The brief intro explains that the AllSpark, a cube which gave these transforming robots life, and needs to be protected by the Autobots (the good guys). The Decepticons want it for its power to do evil things, so regardless of which side you choose, the general idea is the same; you need to get to the AllSpark before the other side does. There is no coherent storyline, so the game isn't ruining anything if you haven't seen the movie yet. Like the movie, transforming robots with big guns on screen look great, but a video game is going to need a lot more than that to keep people interested.

The game is split into chapters, with a clear and simple objective in a confusing environment. If you're playing as an Autobot, you get dinged if you're causing damage to your surroundings. It's just too bad that you're this giant robot that manages to bring a building down by just looking at it. It's impossible to wipe up Decepticon drones in the busy suburban streets without trampling over cars and bumping into buildings. Using your target reticule is difficult at best. When you finally get a lock, you need to quickly hold down the lock-on button or it will go away. Switching to melee helps, but drones can only take a few hits and if you happen to combo your attack, you'll combo into a building. The camera doesn't help either. It switches and rotates when you don't want it to, usually facing a direction that doesn't include the enemy. It's a good thing there is a mini-map in the bottom corner, otherwise you wouldn't really be able to tell where anything is.
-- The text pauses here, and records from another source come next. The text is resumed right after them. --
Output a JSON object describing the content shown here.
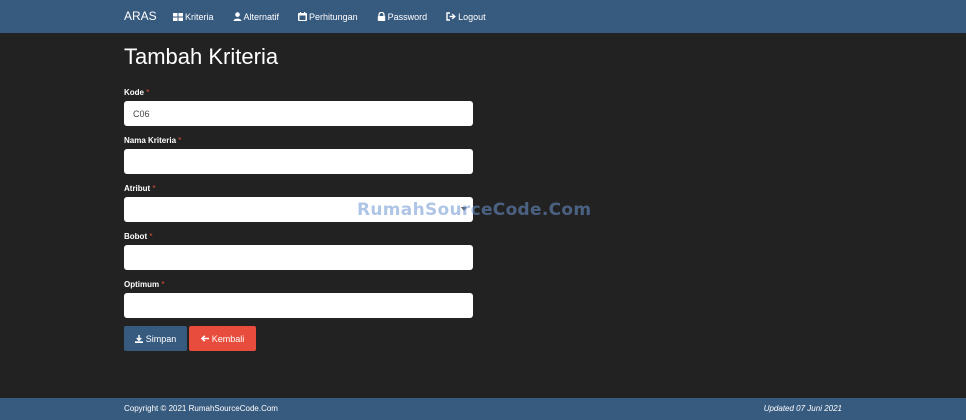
{
  "navbar": {
    "brand": "ARAS",
    "items": [
      {
        "label": "Kriteria",
        "icon": "grid-icon"
      },
      {
        "label": "Alternatif",
        "icon": "user-icon"
      },
      {
        "label": "Perhitungan",
        "icon": "calendar-icon"
      },
      {
        "label": "Password",
        "icon": "lock-icon"
      },
      {
        "label": "Logout",
        "icon": "logout-icon"
      }
    ]
  },
  "page": {
    "title": "Tambah Kriteria"
  },
  "form": {
    "required_mark": "*",
    "kode": {
      "label": "Kode",
      "value": "C06"
    },
    "nama": {
      "label": "Nama Kriteria",
      "value": ""
    },
    "atribut": {
      "label": "Atribut",
      "value": ""
    },
    "bobot": {
      "label": "Bobot",
      "value": ""
    },
    "optimum": {
      "label": "Optimum",
      "value": ""
    }
  },
  "buttons": {
    "save": "Simpan",
    "back": "Kembali"
  },
  "watermark": "RumahSourceCode.Com",
  "footer": {
    "copyright": "Copyright © 2021 RumahSourceCode.Com",
    "updated": "Updated 07 Juni 2021"
  },
  "colors": {
    "navbar": "#375a7f",
    "background": "#222222",
    "primary": "#375a7f",
    "danger": "#e74c3c"
  }
}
If you're not killing drones, you're driving around Crazy Taxi style to get to the next location or chase down Decepticons. This wouldn't be so bad except that the streets are narrow and even with the help of the mini-map, it can be a pain to chase down your target because of the sloppy controls. Boss fights are frustrating as they can't be harmed by guns, so you're limited to throwing things at them and landing melee attacks. This just dropped the fun factor by a lot.

Playing as the Decepticons is slightly more exciting since your goal is to destroy things and that seems to come naturally without even trying. You'll get a chance to pilot airborne vehicles, allowing you more freedom. At least, it appears that you have more freedom but you're still confined to your mission which doesn't let you wander. You'll even get a chance to play as Scorponok, who has the best mode of transportation by far. Burrowing in the sand and tunneling your way to the enemy beats flying and driving through city streets in this game. But even then, the missions are repetitive and you will soon realize you're doing the same thing in different locations.
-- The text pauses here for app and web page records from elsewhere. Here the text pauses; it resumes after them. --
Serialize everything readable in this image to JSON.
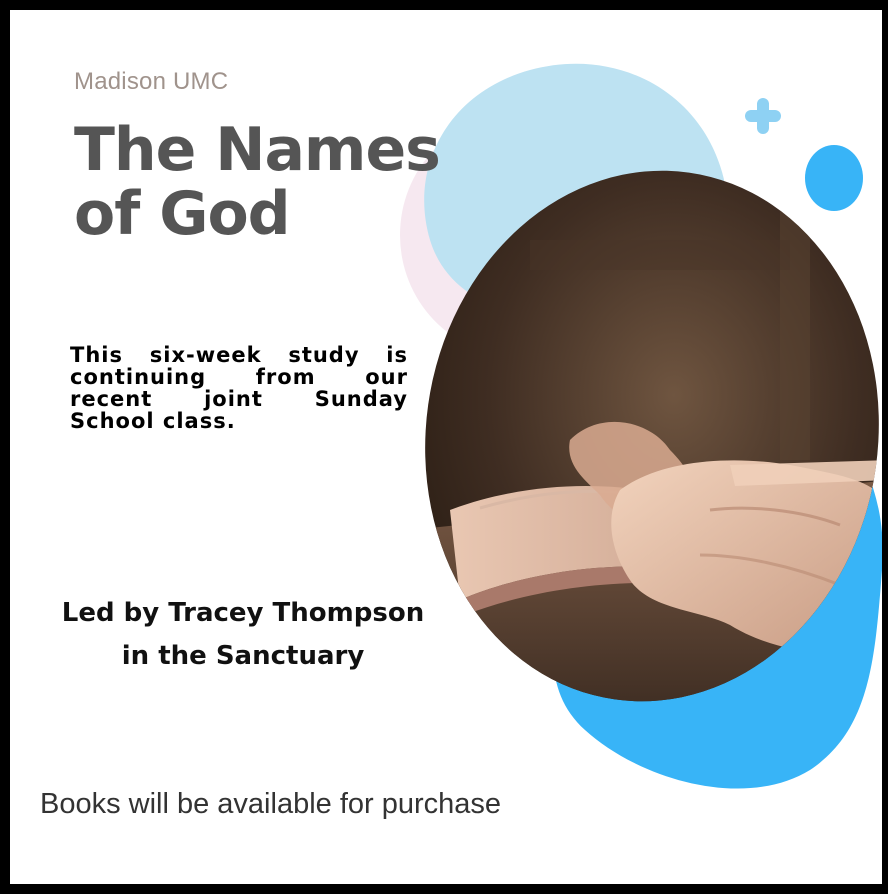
{
  "org_name": "Madison UMC",
  "title_lines": [
    "The Names",
    "of God"
  ],
  "description": "This six-week study is continuing from our recent joint Sunday School class.",
  "leader_lines": [
    "Led by Tracey Thompson",
    "in the Sanctuary"
  ],
  "footer_note": "Books will be available for purchase",
  "colors": {
    "light_blue": "#bde2f2",
    "bright_blue": "#38b4f7",
    "pale_pink": "#f6e8f0",
    "title_gray": "#555555",
    "org_gray": "#a0938c"
  },
  "icons": [
    "plus-icon",
    "blue-dot-icon"
  ],
  "image": "photo-hands-on-open-bible"
}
Visually, the robots you control look fantastic but the cluttered and somewhat dull environment takes away from the overall aesthetic appeal of the game. The cut scenes aren't that great either but voice actors Shia LaBeouf who plays Sam Witwicky in the movie, Peter Cullen and Frank Welker, the original voices for Optimus Prime and Megatron respectively, add a bit of authenticity to the game. The soundtrack for Transformers: The Game doesn't stand out either which complements the vapid gameplay, leaving very little, if anything, to be excited about. There is bonus content to unlock if you have the urge to do so, such as video clips, movie stills and G1 skins.
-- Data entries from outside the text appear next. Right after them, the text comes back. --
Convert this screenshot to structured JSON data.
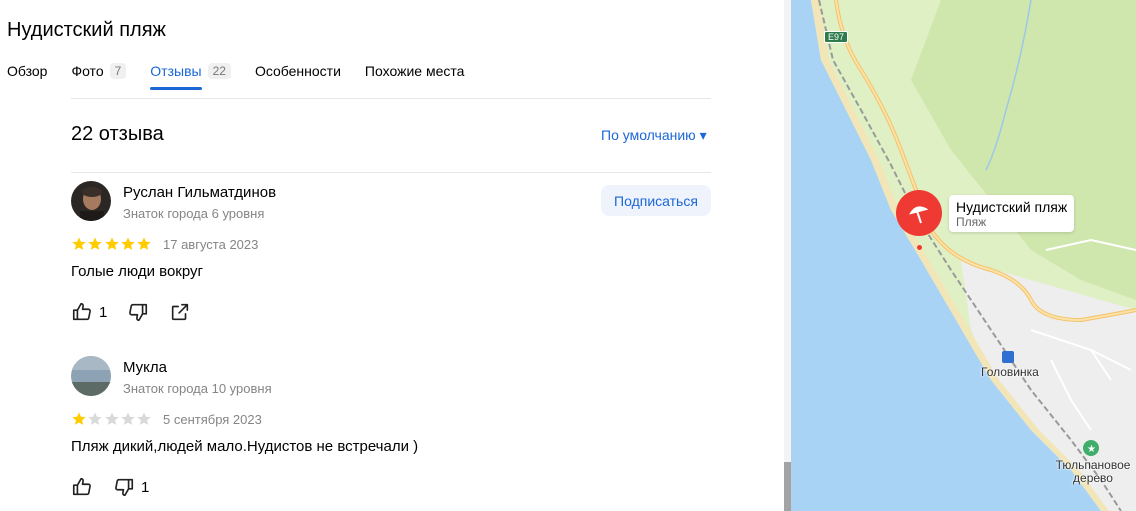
{
  "place": {
    "title": "Нудистский пляж"
  },
  "tabs": [
    {
      "label": "Обзор",
      "count": ""
    },
    {
      "label": "Фото",
      "count": "7"
    },
    {
      "label": "Отзывы",
      "count": "22"
    },
    {
      "label": "Особенности",
      "count": ""
    },
    {
      "label": "Похожие места",
      "count": ""
    }
  ],
  "active_tab": "Отзывы",
  "reviews_header": {
    "count_label": "22 отзыва",
    "sort_label": "По умолчанию ▾"
  },
  "reviews": [
    {
      "author": "Руслан Гильматдинов",
      "level": "Знаток города 6 уровня",
      "rating": 5,
      "date": "17 августа 2023",
      "text": "Голые люди вокруг",
      "likes": "1",
      "dislikes": "",
      "subscribe_label": "Подписаться"
    },
    {
      "author": "Мукла",
      "level": "Знаток города 10 уровня",
      "rating": 1,
      "date": "5 сентября 2023",
      "text": "Пляж дикий,людей мало.Нудистов не встречали )",
      "likes": "",
      "dislikes": "1"
    }
  ],
  "map": {
    "pin_name": "Нудистский пляж",
    "pin_type": "Пляж",
    "road_label": "E97",
    "labels": {
      "golovinka": "Головинка",
      "tree": "Тюльпановое дерево"
    }
  },
  "colors": {
    "accent": "#1c67d6",
    "star": "#ffcc00",
    "star_empty": "#d9d9d9",
    "pin": "#ef3a34",
    "sea": "#a9d3f5",
    "land": "#dff0c4"
  }
}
Movie licensed games have a tendency to be less than engaging, and this one is no exception. Transformers fans may overlook the game's shortcomings and still want to take control of their favourite Transformer and blow things up. This would have been a blast to play with multiple players, but you're stuck with single player campaign mode. The clunky controls, lousy storytelling and overall unappealing gameplay make it difficult to recommend this game because you're better off watching the movie.